A gripping 10,000-page account of the three dangerous years LBJ spent as Metallica's road manager.
--Dangerous Assignments: The Courage Of Sebastian Junger, by Sebastian Junger.
America's favorite war reporter struggles to sustain his come-hither stare in the face of enemy gunfire.
--Confessions Of An Evil Cunt, by Ann Coulter.
The spawn of the devil and Norma Desmond attempts to explain why all Muslims and homosexuals should be killed and why she's such an evil cunt.
--You Shall Know Our Viscosity, by Dave Eggers.
Two friends take to the open road after the death of Dale Earnhardt and don't care whether you like the book or not because they published it themselves.
--Why I Matter, by Christopher Hitchens.
A British alcoholic who's switched sides in the culture wars attempts to explain his relevance to the War On Terror.
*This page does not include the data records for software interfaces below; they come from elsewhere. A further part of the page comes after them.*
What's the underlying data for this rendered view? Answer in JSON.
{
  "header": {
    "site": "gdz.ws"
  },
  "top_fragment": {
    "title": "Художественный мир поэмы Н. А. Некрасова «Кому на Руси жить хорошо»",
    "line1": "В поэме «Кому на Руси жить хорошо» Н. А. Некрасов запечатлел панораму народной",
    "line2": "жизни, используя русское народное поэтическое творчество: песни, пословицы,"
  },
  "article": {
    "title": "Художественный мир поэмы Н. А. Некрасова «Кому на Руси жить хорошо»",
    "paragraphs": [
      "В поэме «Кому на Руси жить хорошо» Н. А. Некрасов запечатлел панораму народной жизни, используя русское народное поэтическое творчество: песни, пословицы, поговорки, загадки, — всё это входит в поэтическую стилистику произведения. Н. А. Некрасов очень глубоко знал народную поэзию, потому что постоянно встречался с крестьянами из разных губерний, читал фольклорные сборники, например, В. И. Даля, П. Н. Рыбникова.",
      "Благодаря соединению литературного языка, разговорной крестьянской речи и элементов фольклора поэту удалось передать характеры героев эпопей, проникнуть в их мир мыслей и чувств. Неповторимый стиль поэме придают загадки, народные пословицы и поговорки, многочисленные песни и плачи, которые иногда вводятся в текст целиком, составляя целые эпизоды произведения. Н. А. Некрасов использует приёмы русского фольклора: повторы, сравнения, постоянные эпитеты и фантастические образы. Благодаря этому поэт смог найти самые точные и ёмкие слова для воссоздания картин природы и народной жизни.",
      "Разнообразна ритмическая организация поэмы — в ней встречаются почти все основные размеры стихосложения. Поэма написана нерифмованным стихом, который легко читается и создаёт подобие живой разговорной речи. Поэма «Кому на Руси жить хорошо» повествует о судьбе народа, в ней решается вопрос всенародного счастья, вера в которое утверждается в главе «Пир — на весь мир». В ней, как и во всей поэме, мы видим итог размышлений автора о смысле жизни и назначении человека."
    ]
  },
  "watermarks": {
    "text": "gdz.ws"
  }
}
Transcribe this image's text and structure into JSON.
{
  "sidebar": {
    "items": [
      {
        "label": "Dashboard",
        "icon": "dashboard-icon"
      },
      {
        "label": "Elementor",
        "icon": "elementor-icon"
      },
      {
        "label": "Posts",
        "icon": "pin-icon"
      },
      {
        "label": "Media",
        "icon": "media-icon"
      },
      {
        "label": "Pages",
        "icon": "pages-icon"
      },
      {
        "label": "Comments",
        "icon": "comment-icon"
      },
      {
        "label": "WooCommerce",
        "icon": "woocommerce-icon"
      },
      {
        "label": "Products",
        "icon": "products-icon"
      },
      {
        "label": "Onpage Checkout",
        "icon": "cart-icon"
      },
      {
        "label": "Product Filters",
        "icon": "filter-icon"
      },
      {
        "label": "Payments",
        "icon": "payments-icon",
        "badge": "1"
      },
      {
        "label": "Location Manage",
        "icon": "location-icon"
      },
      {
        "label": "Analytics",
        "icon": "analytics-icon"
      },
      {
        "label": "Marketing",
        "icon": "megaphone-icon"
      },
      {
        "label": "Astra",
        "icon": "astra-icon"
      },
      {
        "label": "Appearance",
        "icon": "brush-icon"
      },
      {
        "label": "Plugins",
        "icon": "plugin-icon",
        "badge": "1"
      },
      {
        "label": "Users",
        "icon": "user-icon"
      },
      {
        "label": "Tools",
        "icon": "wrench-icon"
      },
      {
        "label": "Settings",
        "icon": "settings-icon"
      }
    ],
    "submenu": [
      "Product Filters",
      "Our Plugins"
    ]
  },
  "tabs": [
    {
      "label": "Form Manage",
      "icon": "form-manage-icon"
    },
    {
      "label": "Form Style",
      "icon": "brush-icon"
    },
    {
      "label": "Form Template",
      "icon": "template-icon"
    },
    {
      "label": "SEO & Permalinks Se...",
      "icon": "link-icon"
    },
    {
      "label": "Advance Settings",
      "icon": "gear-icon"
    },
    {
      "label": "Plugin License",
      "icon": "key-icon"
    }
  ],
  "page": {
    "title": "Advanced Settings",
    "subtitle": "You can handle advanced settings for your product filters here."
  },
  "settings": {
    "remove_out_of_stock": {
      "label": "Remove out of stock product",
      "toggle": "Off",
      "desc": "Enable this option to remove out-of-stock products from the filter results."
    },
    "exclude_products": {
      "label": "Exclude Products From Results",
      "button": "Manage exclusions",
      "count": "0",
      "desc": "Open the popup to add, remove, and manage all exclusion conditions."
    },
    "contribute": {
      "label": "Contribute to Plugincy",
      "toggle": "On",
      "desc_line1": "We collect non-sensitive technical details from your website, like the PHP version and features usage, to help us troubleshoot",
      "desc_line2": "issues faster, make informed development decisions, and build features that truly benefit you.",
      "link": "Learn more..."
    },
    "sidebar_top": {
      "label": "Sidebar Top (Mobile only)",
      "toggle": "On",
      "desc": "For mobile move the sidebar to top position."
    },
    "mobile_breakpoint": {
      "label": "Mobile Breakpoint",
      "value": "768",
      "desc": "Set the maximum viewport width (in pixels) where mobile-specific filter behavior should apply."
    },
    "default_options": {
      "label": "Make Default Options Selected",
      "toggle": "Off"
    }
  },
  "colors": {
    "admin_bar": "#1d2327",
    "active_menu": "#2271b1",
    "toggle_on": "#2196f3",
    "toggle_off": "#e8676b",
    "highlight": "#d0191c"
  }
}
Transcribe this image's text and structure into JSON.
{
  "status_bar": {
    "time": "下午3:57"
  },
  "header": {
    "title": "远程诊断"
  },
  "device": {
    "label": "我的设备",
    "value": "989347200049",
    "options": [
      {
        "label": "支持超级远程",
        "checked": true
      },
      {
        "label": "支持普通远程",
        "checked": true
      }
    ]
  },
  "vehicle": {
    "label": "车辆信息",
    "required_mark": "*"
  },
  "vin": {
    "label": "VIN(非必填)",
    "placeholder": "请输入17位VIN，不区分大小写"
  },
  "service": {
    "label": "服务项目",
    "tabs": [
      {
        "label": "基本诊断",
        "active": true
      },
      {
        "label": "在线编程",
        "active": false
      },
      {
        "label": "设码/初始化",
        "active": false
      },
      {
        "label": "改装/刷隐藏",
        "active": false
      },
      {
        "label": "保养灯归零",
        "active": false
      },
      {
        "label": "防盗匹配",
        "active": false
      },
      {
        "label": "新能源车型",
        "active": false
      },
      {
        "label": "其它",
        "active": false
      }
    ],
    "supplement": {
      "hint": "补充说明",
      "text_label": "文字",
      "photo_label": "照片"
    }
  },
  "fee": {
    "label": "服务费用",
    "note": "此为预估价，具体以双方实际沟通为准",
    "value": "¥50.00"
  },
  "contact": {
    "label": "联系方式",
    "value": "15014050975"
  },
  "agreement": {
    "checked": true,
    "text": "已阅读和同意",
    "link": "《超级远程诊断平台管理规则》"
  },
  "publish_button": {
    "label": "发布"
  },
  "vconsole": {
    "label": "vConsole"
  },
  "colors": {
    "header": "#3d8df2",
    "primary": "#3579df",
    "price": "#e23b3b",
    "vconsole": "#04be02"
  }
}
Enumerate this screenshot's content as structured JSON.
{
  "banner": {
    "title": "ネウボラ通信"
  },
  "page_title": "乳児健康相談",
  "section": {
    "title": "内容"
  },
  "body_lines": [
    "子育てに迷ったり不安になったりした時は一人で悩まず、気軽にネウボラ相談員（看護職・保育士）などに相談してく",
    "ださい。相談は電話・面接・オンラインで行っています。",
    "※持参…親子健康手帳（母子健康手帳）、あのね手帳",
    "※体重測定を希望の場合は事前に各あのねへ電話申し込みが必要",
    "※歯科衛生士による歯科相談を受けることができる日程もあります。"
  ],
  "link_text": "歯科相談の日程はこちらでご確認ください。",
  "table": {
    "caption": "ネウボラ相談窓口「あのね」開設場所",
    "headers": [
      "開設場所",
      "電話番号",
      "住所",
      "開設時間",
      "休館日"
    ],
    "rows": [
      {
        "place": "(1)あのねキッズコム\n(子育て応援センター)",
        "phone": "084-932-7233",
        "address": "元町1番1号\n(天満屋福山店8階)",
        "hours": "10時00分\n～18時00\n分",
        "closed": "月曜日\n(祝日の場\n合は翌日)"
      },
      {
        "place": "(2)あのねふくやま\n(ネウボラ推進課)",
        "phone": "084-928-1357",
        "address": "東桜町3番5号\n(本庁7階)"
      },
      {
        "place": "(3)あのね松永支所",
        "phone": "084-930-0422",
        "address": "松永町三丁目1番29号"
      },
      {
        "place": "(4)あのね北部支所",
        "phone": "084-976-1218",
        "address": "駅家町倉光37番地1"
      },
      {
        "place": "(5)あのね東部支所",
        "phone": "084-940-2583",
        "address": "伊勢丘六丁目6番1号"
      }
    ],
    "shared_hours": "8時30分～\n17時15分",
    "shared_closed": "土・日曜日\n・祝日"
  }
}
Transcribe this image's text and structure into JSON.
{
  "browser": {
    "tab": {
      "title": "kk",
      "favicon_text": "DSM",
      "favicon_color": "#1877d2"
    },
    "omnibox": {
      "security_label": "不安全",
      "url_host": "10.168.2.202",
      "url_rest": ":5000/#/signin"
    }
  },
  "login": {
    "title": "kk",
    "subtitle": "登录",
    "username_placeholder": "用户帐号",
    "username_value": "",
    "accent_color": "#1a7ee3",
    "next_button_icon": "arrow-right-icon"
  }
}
Padded with page-long quotes from V.S Pritchett.
--The Remodelers, by Bob Woodward.
An insider's account, with actual quotes from ranking soldiers, of a bathroom-improvement project at a secret military compound in Virginia.
--Everything Is Hallucinated, by Jonathan Safran Foer.
The main character, a young novelist named Jonathan Safran Foer, exhumes his family's mass grave in Bosnia while imagining that he's uniquely talented.
--The Lovely Boner, by Alice Sebold.
In heaven, a twelve-year-old boy ponders his first erection.
--How To Be A Pompous, Headline-Hogging Ass, by Jonathan Franzen.
Essays about how stupid you are.